Even the president of the Federal Reserve of Kansas City, Thomas Hoenig, concurred that the banking system must be fundamentally re-thought.
"No one did a particularly stellar job in supervising these institutions," Hoenig testified at the same hearing, referring to Wall Street. "We had an environment where deregulation was the watchword and you went forward with that. You had these very large institutions. And we, in a sense, allowed ourselves to think that sophisticated methods of financial transactions was a substitute for fundamental principles."
Johnson argues his views straddle the line between right and left: While it's understandable that liberals would embrace dismantling Wall Street power brokers, some on the right are also supporters. That's because they oppose corporate welfare, which has resulted from the bank bailout. "They don't like corporate welfare because it leads to higher taxes," Johnson told the Huffington Post. "So I am getting feedback from those perceived as more conservative that they agree with me."
Johnson, who earned his PhD in economics from MIT and his BA from the University of Oxford, spent about 18 months as the chief economist at the IMF before becoming a professor of entrepreneurship at MIT.
"I have spent all my time studying these other economies and it's clear that the U.S. is following a similar path," Johnson says.
The path to economic ruin begins with fear. In the case of an emerging markets crisis, it is the fear that a country cannot pay back its debt. Investors balk at lending to the country, and it becomes a self-fulfilling prophecy, as the country can no longer borrow money to pay its debt.
It is the same scenario that played out with Lehman Brothers last September, Johnson argues. Investors grew fearful and pulled out of the bank, which then became unable to cover its debt. When it failed, investors grew fearful that the whole banking industry was insolvent and pulled back. Nearly overnight credit dried up and the Federal Reserve was forced to step in and provide funding.
It was this succession of events that gave Johnson his "Aha! moment, when I realized I had seen this all happen before," he says.
While the U.S. economy has always suffered booms and busts, this time was different because of the sheer size of the financial services industry. In 1986, for example, Wall Street's profits made up just 19% of total domestic corporate profits. During this decade, that number reached as high as 41%.

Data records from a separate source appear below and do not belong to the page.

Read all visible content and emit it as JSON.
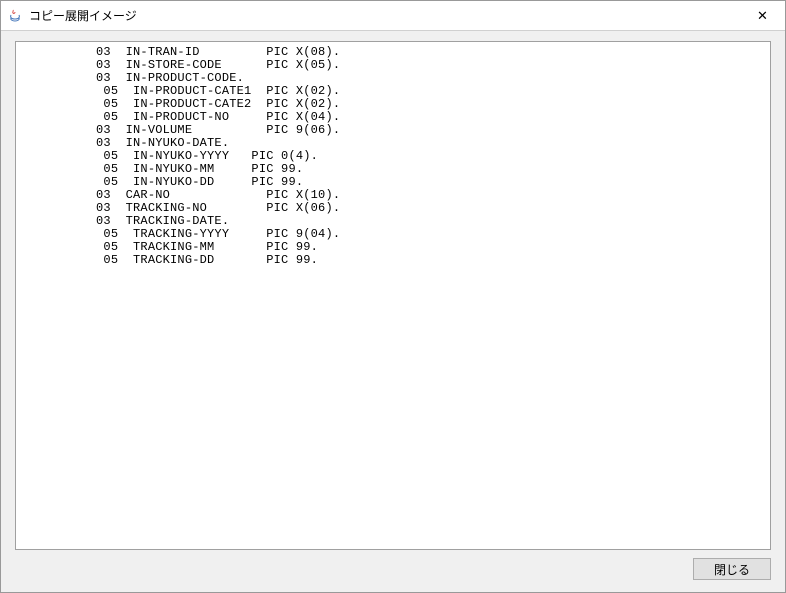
{
  "window": {
    "title": "コピー展開イメージ"
  },
  "code": {
    "lines": [
      "          03  IN-TRAN-ID         PIC X(08).",
      "          03  IN-STORE-CODE      PIC X(05).",
      "          03  IN-PRODUCT-CODE.",
      "           05  IN-PRODUCT-CATE1  PIC X(02).",
      "           05  IN-PRODUCT-CATE2  PIC X(02).",
      "           05  IN-PRODUCT-NO     PIC X(04).",
      "          03  IN-VOLUME          PIC 9(06).",
      "          03  IN-NYUKO-DATE.",
      "           05  IN-NYUKO-YYYY   PIC 0(4).",
      "           05  IN-NYUKO-MM     PIC 99.",
      "           05  IN-NYUKO-DD     PIC 99.",
      "          03  CAR-NO             PIC X(10).",
      "          03  TRACKING-NO        PIC X(06).",
      "          03  TRACKING-DATE.",
      "           05  TRACKING-YYYY     PIC 9(04).",
      "           05  TRACKING-MM       PIC 99.",
      "           05  TRACKING-DD       PIC 99."
    ]
  },
  "buttons": {
    "close_label": "閉じる"
  }
}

Wall Street had grown so large because of deregulation during the Reagan era, the decision to not regulate derivatives during the Clinton administration and Greenspan's low interest rates, according to Johnson.
At the same time, the size and wealth of Wall Street translated into political heft. Financiers and Washington players became more interchangeable, furthering the creation of an oligarchy. Two prominent examples include Robert Rubin, co-chair of Goldman Sachs and former Treasury Secretary under Clinton, who later joined the executive committee of Citigroup and Henry Paulson, who ran Goldman Sachs during the boom years, and later became Treasury Secretary under President George W. Bush.
"The emergence of a financial oligarchy during a long boom is typical of emerging markets," Johnson notes.
The solution to solving the current financial crisis is for the government to take over failed banks and deal with them through a receivership much like the Resolution Trust Corporation, which helped solve the Savings and Loans debacle in the 1980s.
The other step is to break up the oligarchy. This entails selling off the banks piecemeal to private equity firms and imposing restrictions on size so the new, smaller banks cannot grow to the size of the current mega-banks.
"Anything that is 'too big to fail' is now 'too big to exist,'" Johnson says, adding, "the Obama Administration's fiscal stimulus invokes FDR, but we need at least equal weight on Teddy Roosevelt-style trust-busting."